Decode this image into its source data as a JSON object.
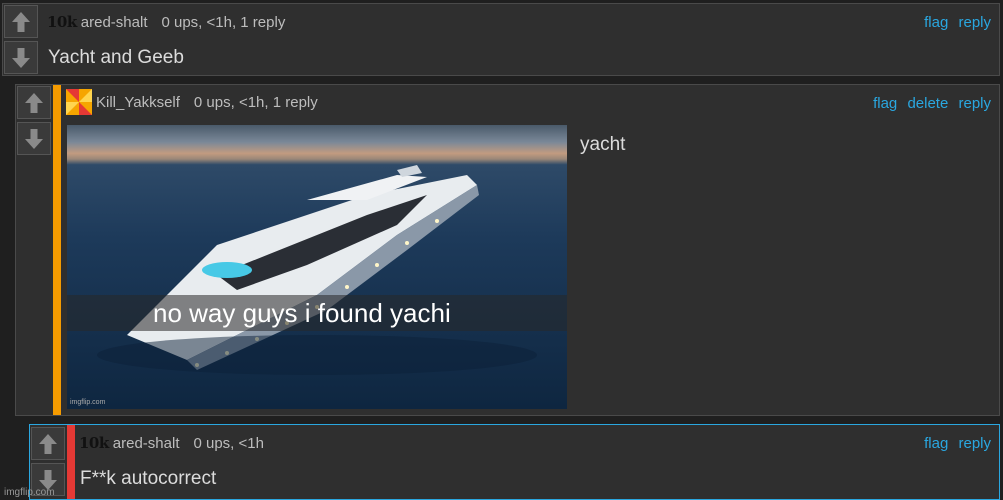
{
  "comments": [
    {
      "badge": "10k",
      "username": "ared-shalt",
      "meta": "0 ups, <1h, 1 reply",
      "actions": [
        "flag",
        "reply"
      ],
      "text": "Yacht and Geeb"
    },
    {
      "username": "Kill_Yakkself",
      "meta": "0 ups, <1h, 1 reply",
      "actions": [
        "flag",
        "delete",
        "reply"
      ],
      "text": "yacht",
      "image": {
        "caption": "no way guys i found yachi",
        "watermark": "imgflip.com"
      },
      "stripe_color": "#f59b00"
    },
    {
      "badge": "10k",
      "username": "ared-shalt",
      "meta": "0 ups, <1h",
      "actions": [
        "flag",
        "reply"
      ],
      "text": "F**k autocorrect",
      "stripe_color": "#e53935"
    }
  ],
  "footer_watermark": "imgflip.com",
  "icons": {
    "upvote": "arrow-up-icon",
    "downvote": "arrow-down-icon"
  }
}
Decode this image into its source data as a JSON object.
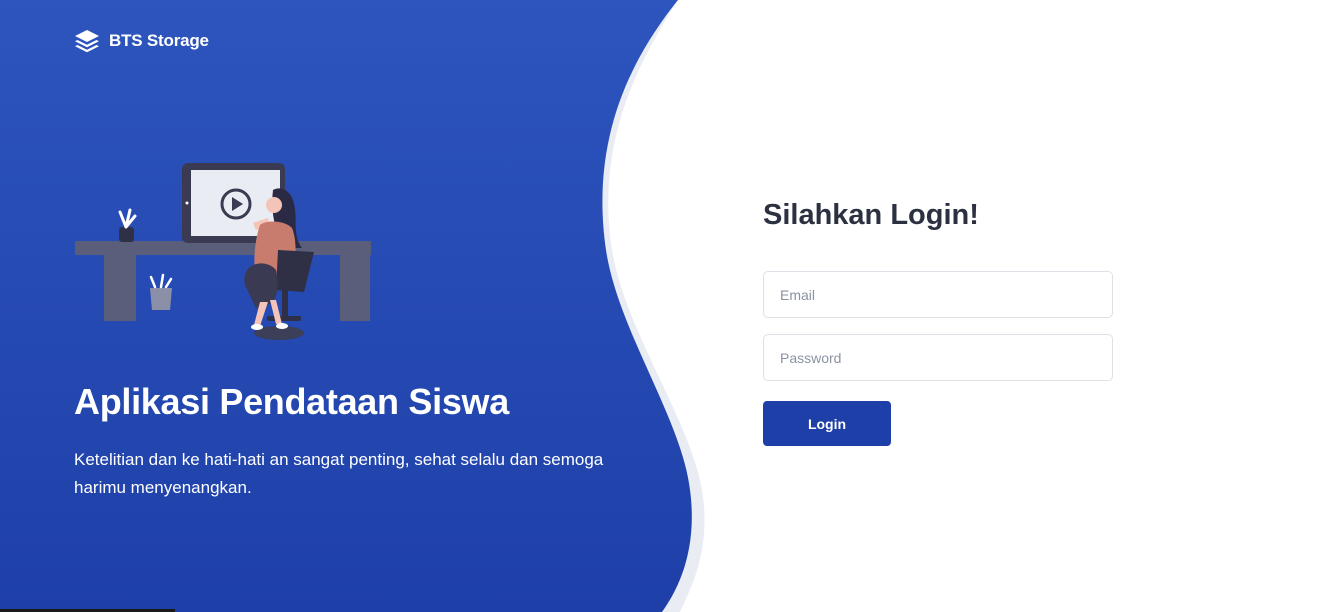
{
  "brand": {
    "name": "BTS Storage",
    "icon": "layers-icon"
  },
  "hero": {
    "title": "Aplikasi Pendataan Siswa",
    "description": "Ketelitian dan ke hati-hati an sangat penting, sehat selalu dan semoga harimu menyenangkan."
  },
  "login": {
    "title": "Silahkan Login!",
    "email_placeholder": "Email",
    "password_placeholder": "Password",
    "button_label": "Login"
  },
  "colors": {
    "hero_gradient_top": "#2d55bd",
    "hero_gradient_bottom": "#1e3fa8",
    "accent": "#1f3fa8",
    "title_text": "#2b3140"
  }
}
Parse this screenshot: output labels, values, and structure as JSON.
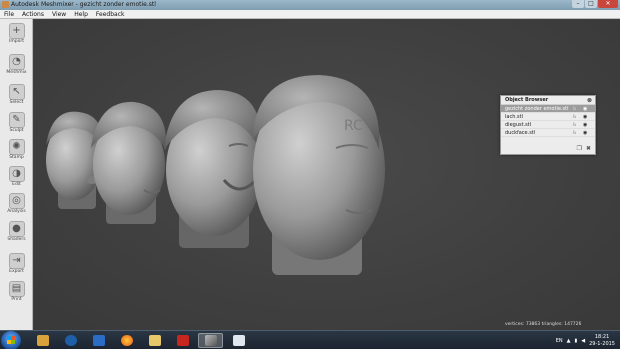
{
  "window": {
    "title": "Autodesk Meshmixer - gezicht zonder emotie.stl",
    "controls": [
      "–",
      "□",
      "✕"
    ]
  },
  "menu": [
    "File",
    "Actions",
    "View",
    "Help",
    "Feedback"
  ],
  "toolbar": [
    {
      "label": "Import",
      "icon": "plus-icon",
      "glyph": "+"
    },
    {
      "label": "Meshmix",
      "icon": "meshmix-icon",
      "glyph": "◔"
    },
    {
      "label": "Select",
      "icon": "select-icon",
      "glyph": "↖"
    },
    {
      "label": "Sculpt",
      "icon": "sculpt-icon",
      "glyph": "✎"
    },
    {
      "label": "Stamp",
      "icon": "stamp-icon",
      "glyph": "✺"
    },
    {
      "label": "Edit",
      "icon": "edit-icon",
      "glyph": "◑"
    },
    {
      "label": "Analysis",
      "icon": "analysis-icon",
      "glyph": "◎"
    },
    {
      "label": "Shaders",
      "icon": "shaders-icon",
      "glyph": "●"
    },
    {
      "label": "Export",
      "icon": "export-icon",
      "glyph": "⇥"
    },
    {
      "label": "Print",
      "icon": "print-icon",
      "glyph": "▤"
    }
  ],
  "browser": {
    "title": "Object Browser",
    "items": [
      {
        "name": "gezicht zonder emotie.stl",
        "selected": true
      },
      {
        "name": "lach.stl",
        "selected": false
      },
      {
        "name": "diegust.stl",
        "selected": false
      },
      {
        "name": "duckface.stl",
        "selected": false
      }
    ]
  },
  "status": "vertices: 73863 triangles: 147726",
  "taskbar": {
    "apps": [
      "Media Player",
      "HP",
      "Outlook",
      "Firefox",
      "Explorer",
      "Acrobat",
      "Meshmixer",
      "Notepad"
    ],
    "language": "EN",
    "time": "18:21",
    "date": "29-1-2015"
  },
  "colors": {
    "viewport": "#3f3f3f",
    "toolbar": "#e9e9e9",
    "mesh": "#a9a9a9"
  }
}
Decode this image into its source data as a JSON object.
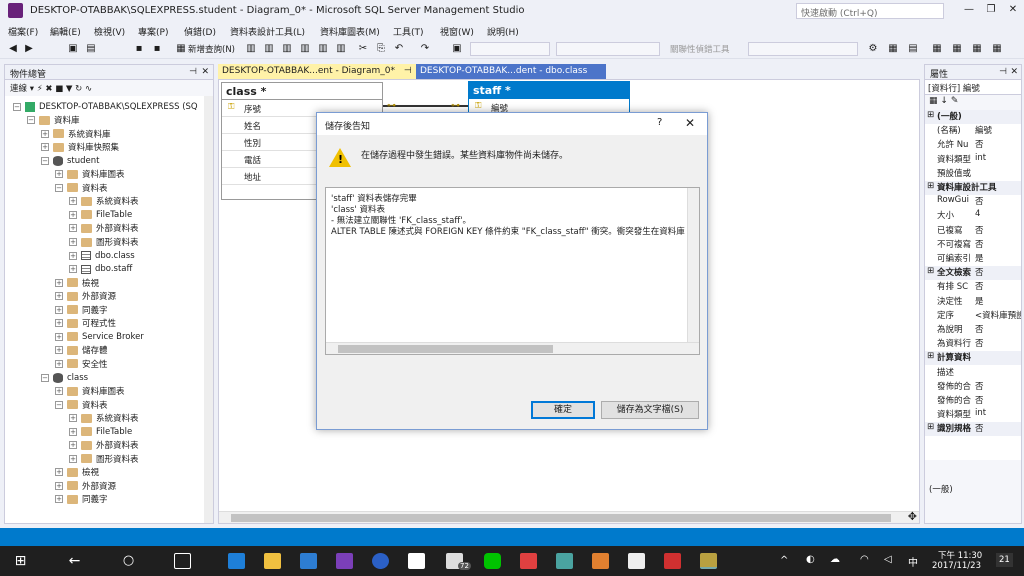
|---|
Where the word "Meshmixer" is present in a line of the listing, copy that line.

    "title": "Autodesk Meshmixer - gezicht zonder emotie.stl",
      "Meshmixer",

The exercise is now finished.